• Your task
Return only those lines of the listing that hold the word "Christina".
Segment Start: Entries provided
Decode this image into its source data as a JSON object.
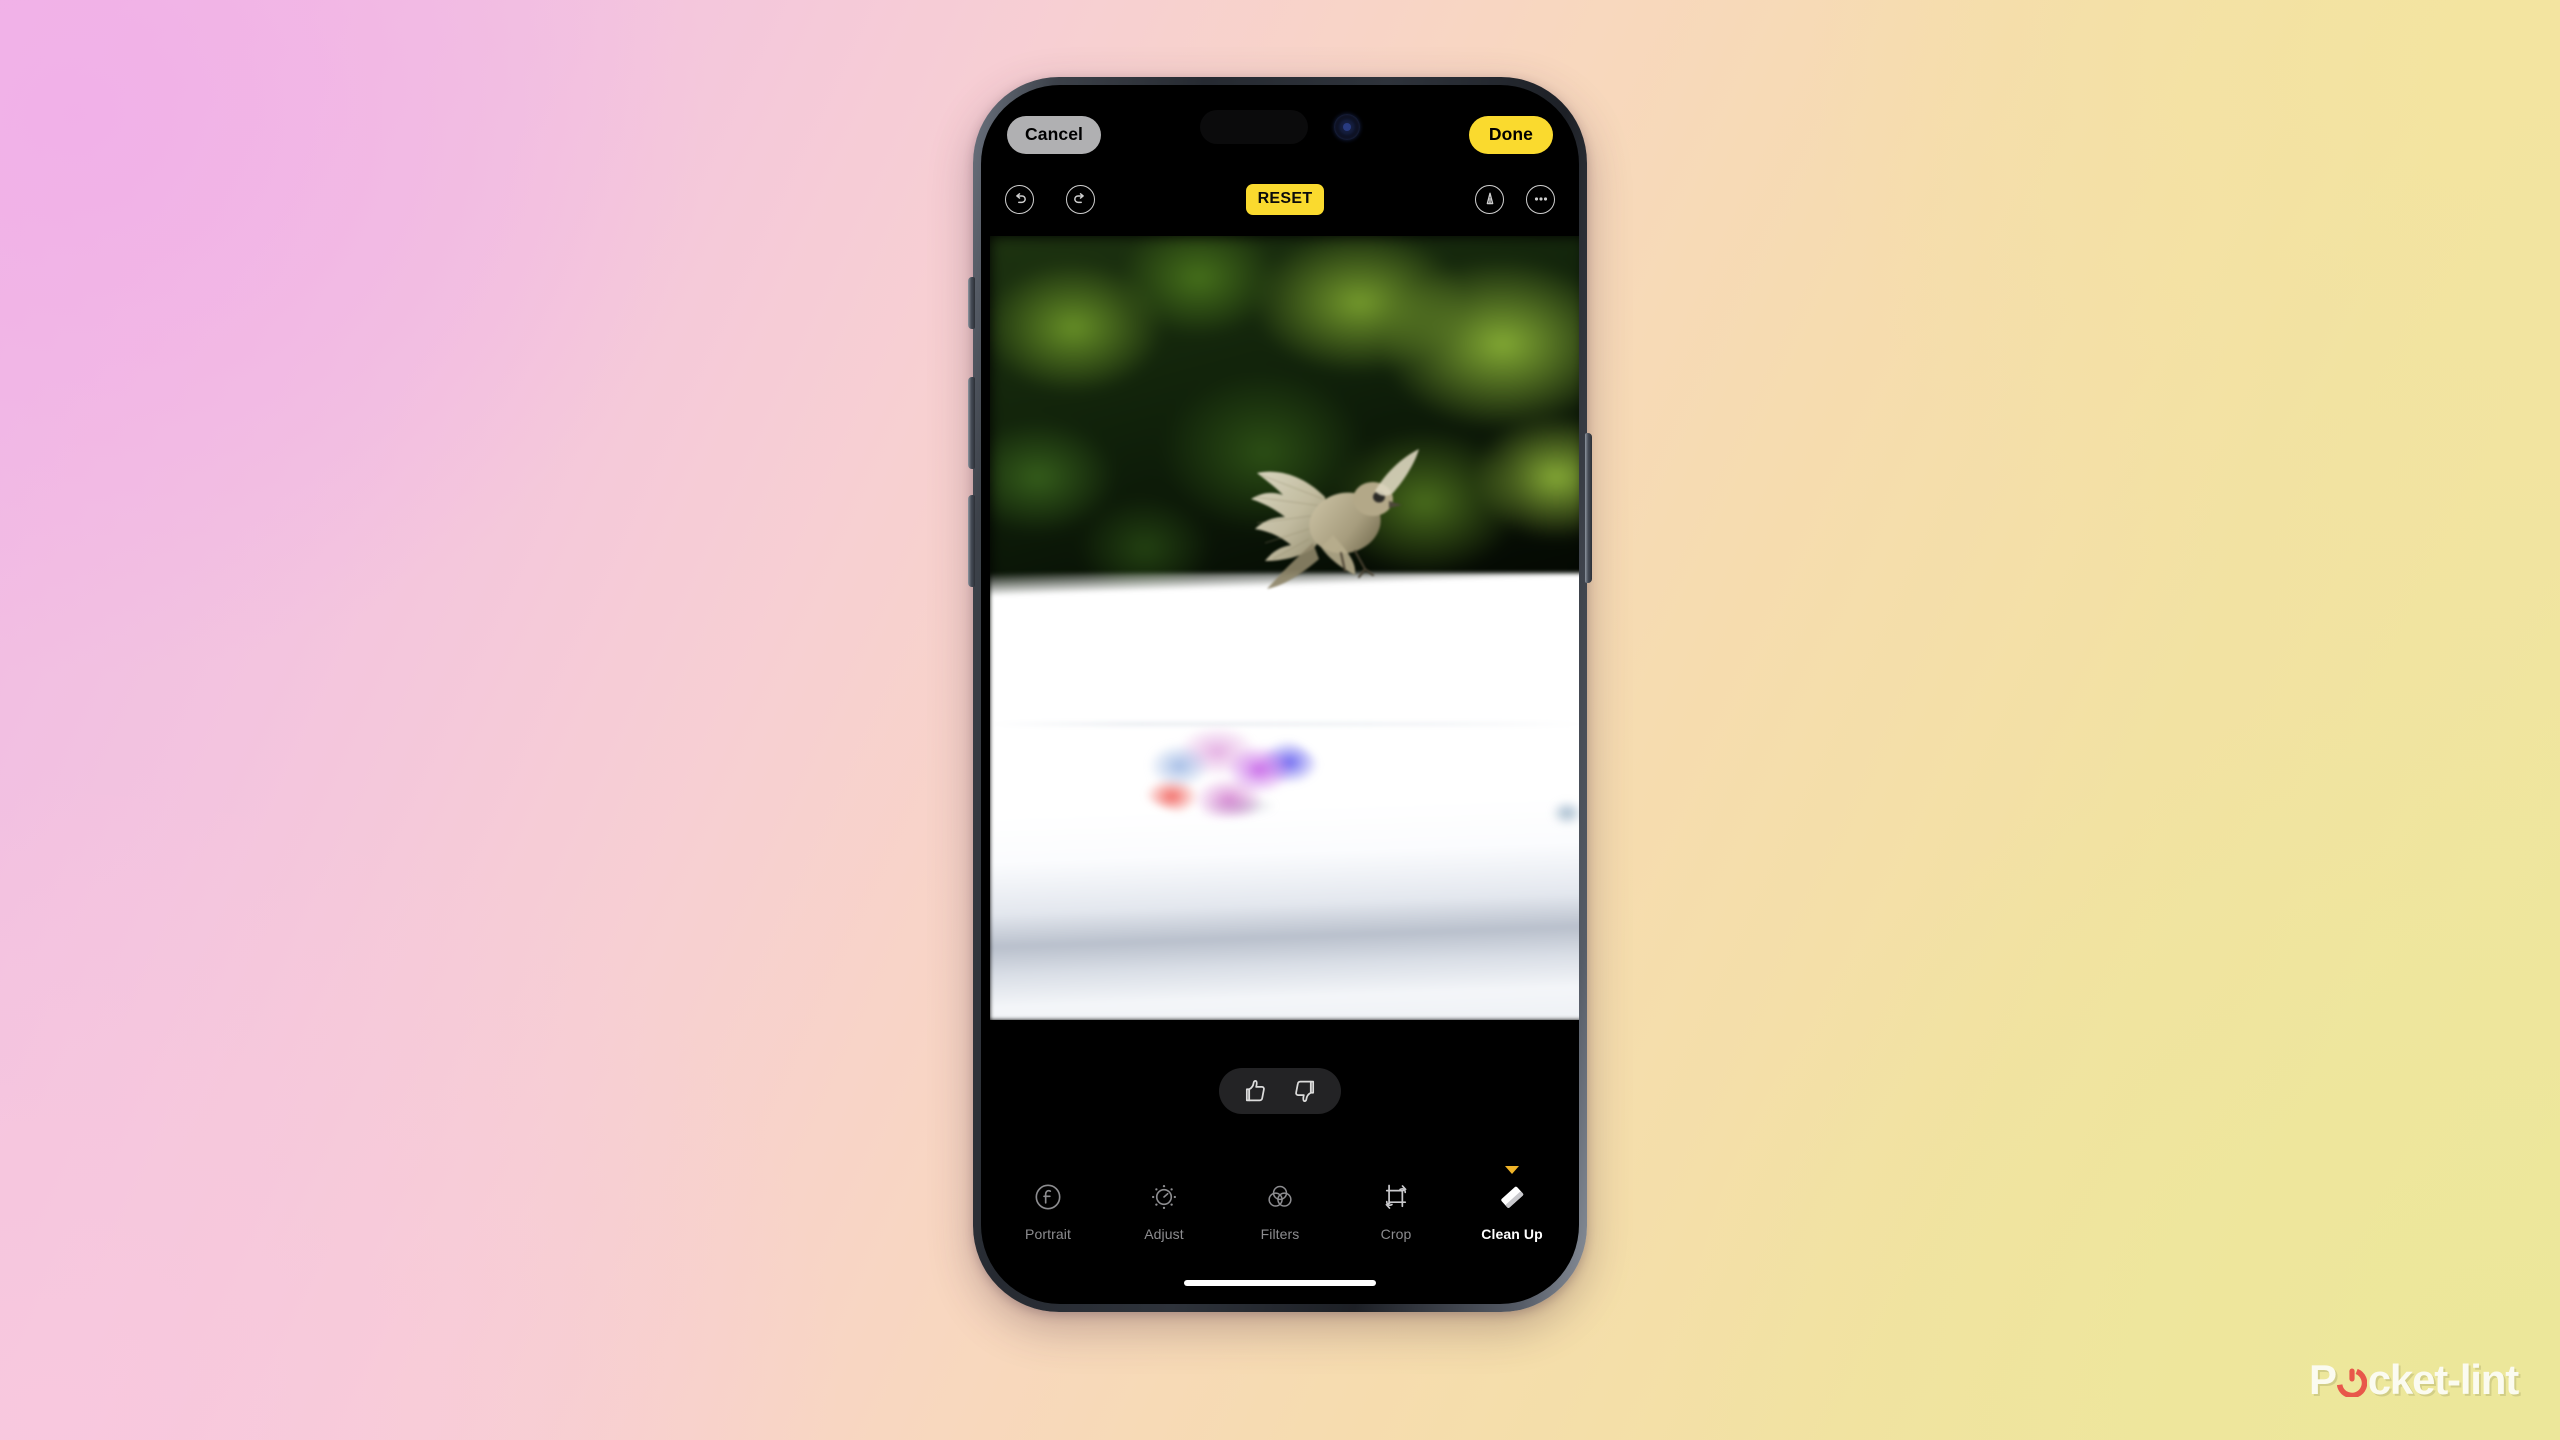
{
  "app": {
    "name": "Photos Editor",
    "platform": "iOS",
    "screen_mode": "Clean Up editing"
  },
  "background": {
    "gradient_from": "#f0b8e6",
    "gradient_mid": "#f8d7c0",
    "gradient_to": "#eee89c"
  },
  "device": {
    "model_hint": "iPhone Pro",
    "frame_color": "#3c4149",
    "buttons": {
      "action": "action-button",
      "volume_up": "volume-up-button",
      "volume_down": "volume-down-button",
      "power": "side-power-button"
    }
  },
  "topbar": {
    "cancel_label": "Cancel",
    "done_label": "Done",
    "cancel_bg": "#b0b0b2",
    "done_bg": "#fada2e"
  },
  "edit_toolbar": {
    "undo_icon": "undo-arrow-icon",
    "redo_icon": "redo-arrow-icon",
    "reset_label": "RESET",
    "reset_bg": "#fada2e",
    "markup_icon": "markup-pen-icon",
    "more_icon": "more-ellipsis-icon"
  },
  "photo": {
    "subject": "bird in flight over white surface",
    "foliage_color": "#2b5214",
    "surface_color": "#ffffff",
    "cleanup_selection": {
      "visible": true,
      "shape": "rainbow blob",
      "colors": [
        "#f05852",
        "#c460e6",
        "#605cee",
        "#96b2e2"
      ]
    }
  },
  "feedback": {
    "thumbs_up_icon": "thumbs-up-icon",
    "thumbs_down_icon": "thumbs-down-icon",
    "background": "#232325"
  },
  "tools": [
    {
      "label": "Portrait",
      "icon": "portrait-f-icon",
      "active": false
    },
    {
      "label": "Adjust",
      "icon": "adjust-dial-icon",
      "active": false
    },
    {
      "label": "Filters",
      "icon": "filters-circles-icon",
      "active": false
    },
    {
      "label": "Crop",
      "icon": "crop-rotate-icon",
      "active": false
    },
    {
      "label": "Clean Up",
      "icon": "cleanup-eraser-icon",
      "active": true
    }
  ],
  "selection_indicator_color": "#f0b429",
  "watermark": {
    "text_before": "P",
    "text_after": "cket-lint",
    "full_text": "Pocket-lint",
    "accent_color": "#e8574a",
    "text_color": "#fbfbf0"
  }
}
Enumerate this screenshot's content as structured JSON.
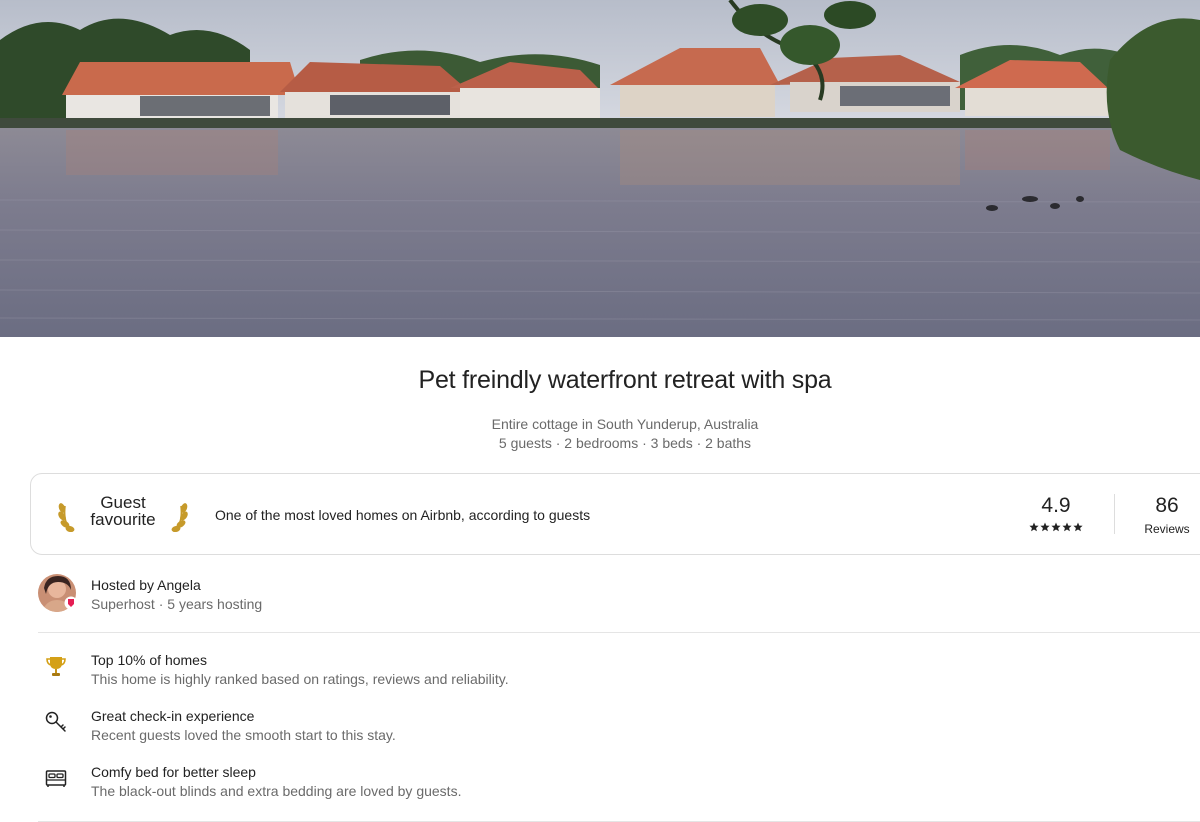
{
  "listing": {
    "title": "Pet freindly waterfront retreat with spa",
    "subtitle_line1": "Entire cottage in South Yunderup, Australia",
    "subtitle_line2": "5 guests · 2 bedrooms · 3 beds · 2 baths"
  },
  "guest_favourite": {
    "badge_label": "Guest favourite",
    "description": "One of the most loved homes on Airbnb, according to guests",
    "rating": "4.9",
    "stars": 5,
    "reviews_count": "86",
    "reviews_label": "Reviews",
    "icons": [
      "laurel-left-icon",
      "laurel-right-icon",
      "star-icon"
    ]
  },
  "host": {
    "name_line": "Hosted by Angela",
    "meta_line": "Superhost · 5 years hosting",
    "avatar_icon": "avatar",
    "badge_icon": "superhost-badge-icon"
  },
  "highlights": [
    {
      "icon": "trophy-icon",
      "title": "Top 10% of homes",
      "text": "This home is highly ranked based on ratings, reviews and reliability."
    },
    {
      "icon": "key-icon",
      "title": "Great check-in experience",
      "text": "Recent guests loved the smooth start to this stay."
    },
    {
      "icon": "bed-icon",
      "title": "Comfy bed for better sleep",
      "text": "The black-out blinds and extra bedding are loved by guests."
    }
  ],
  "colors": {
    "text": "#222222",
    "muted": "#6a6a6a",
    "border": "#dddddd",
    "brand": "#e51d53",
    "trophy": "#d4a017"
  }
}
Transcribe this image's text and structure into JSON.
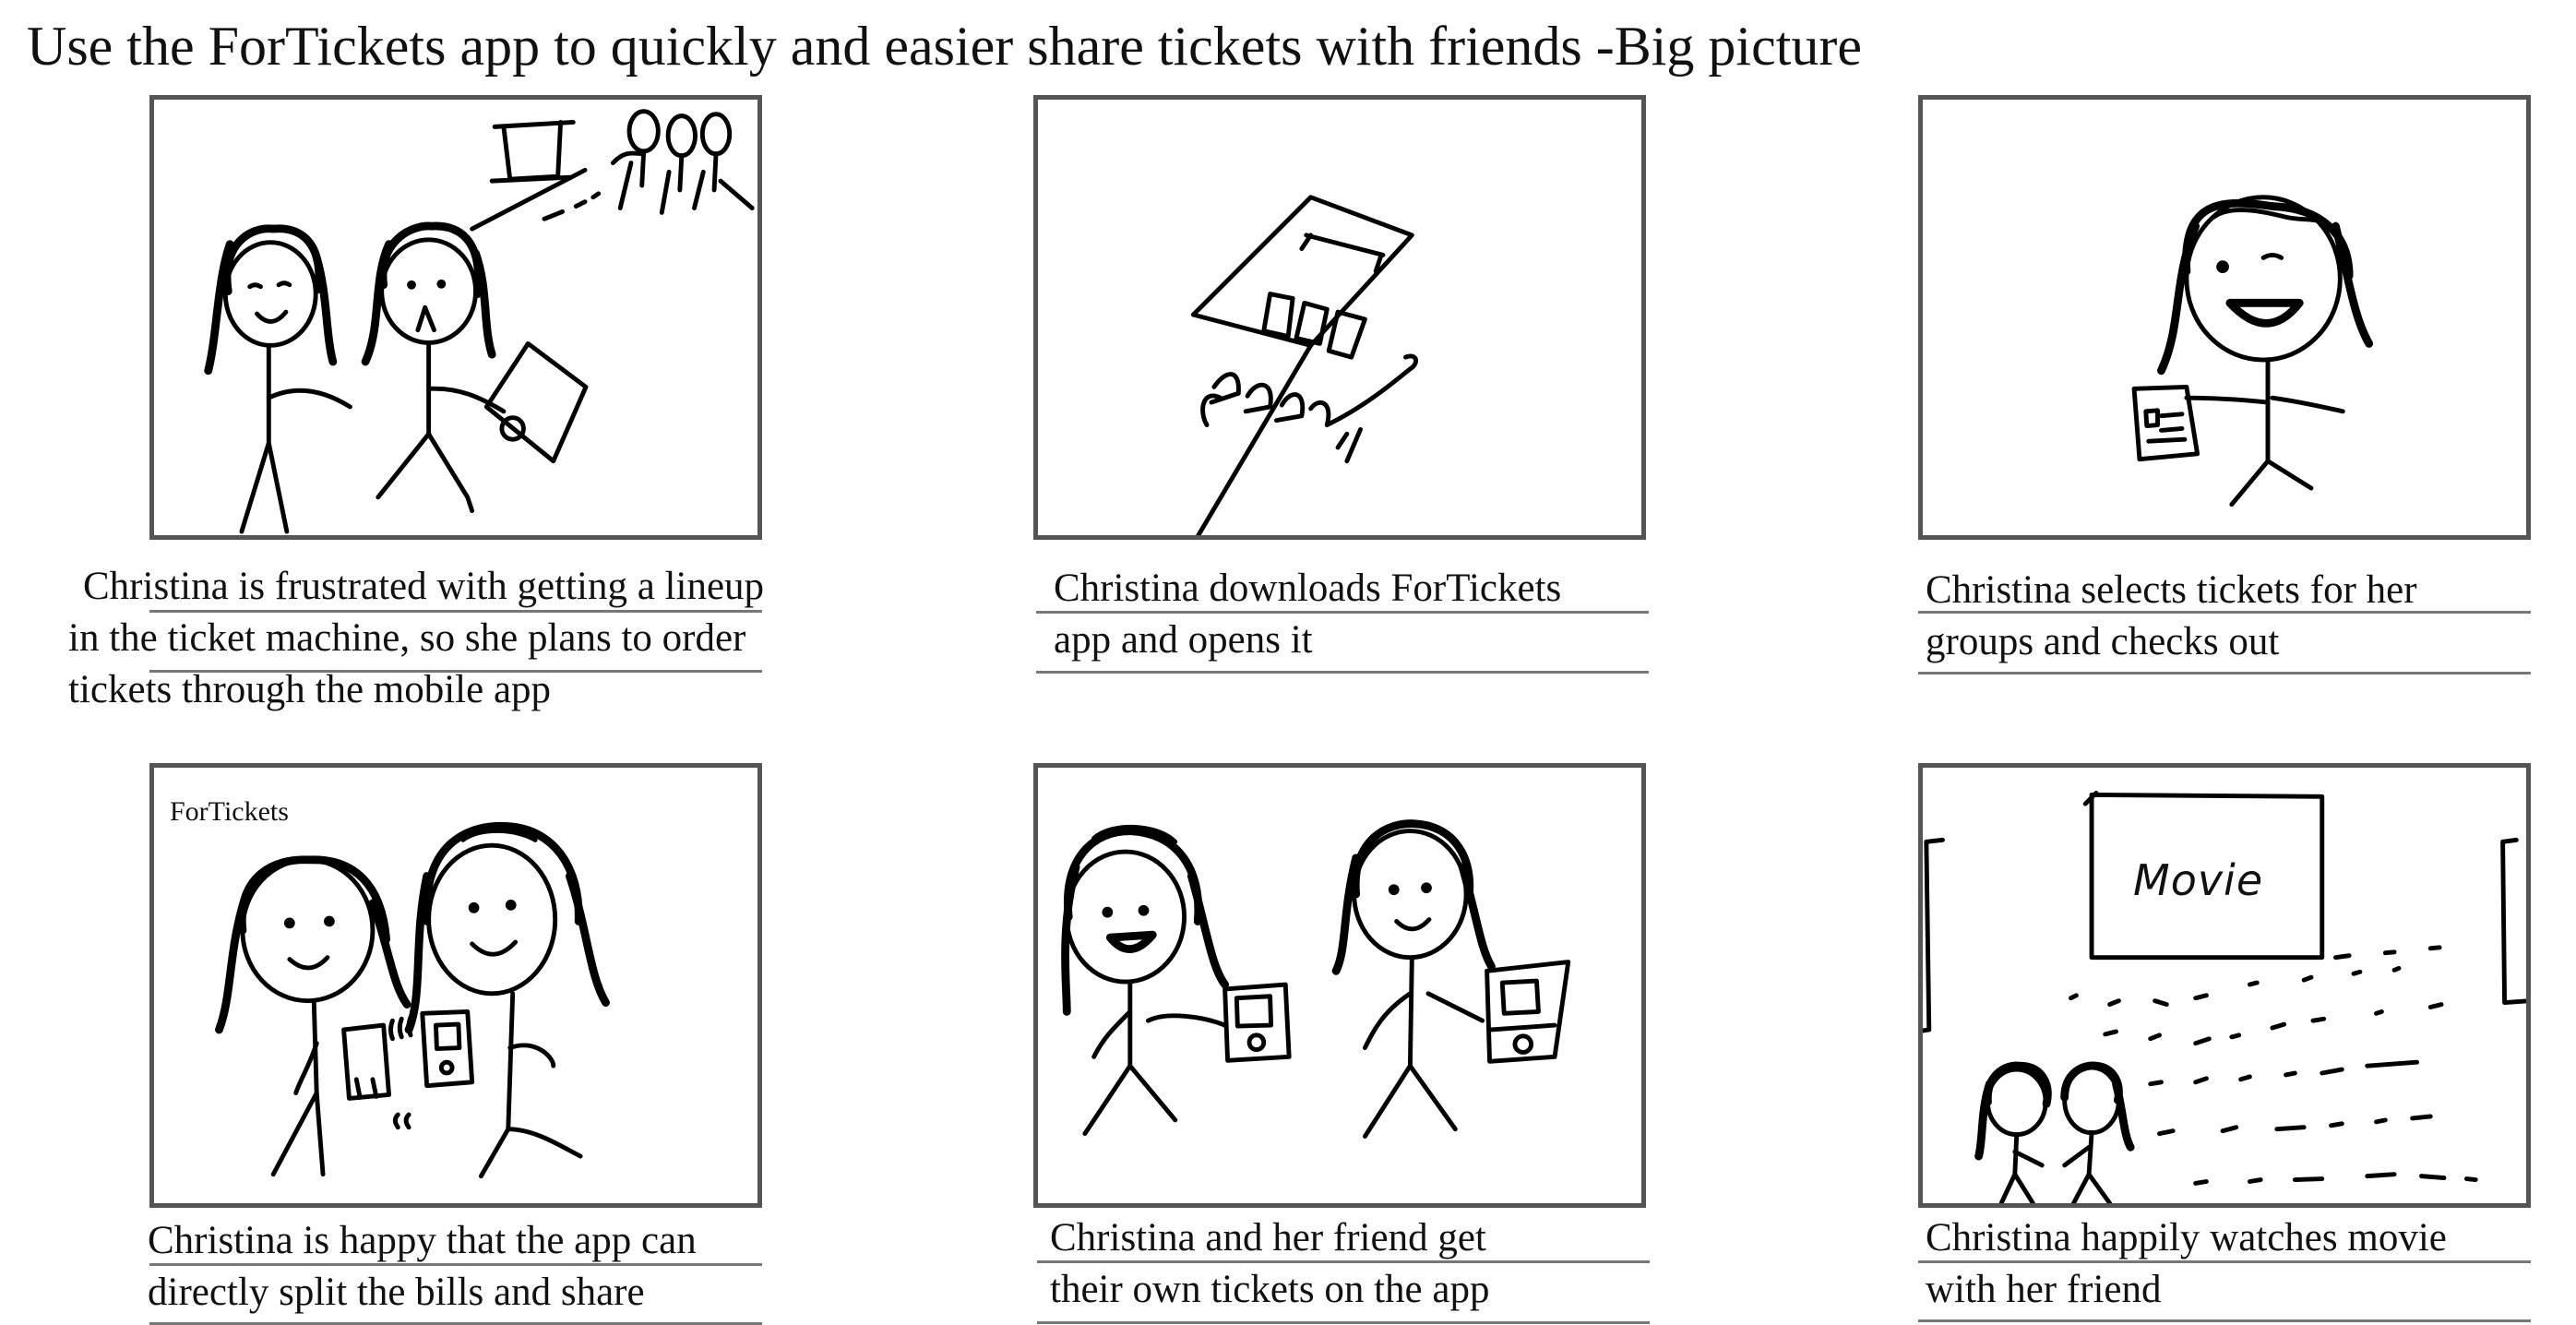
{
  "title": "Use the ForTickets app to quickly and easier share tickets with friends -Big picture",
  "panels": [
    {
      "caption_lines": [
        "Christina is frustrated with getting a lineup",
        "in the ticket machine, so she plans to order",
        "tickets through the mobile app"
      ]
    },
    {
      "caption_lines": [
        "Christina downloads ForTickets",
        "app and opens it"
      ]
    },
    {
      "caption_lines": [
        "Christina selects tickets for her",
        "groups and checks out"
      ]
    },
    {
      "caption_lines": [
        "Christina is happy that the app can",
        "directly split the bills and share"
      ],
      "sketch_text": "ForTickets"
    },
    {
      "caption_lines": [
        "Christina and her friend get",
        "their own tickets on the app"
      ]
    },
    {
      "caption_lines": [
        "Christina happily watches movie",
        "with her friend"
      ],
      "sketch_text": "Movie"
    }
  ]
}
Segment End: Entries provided
• Reply to the exercise
        "Christina is frustrated with getting a lineup",
        "Christina downloads ForTickets",
        "Christina selects tickets for her",
        "Christina is happy that the app can",
        "Christina and her friend get",
        "Christina happily watches movie",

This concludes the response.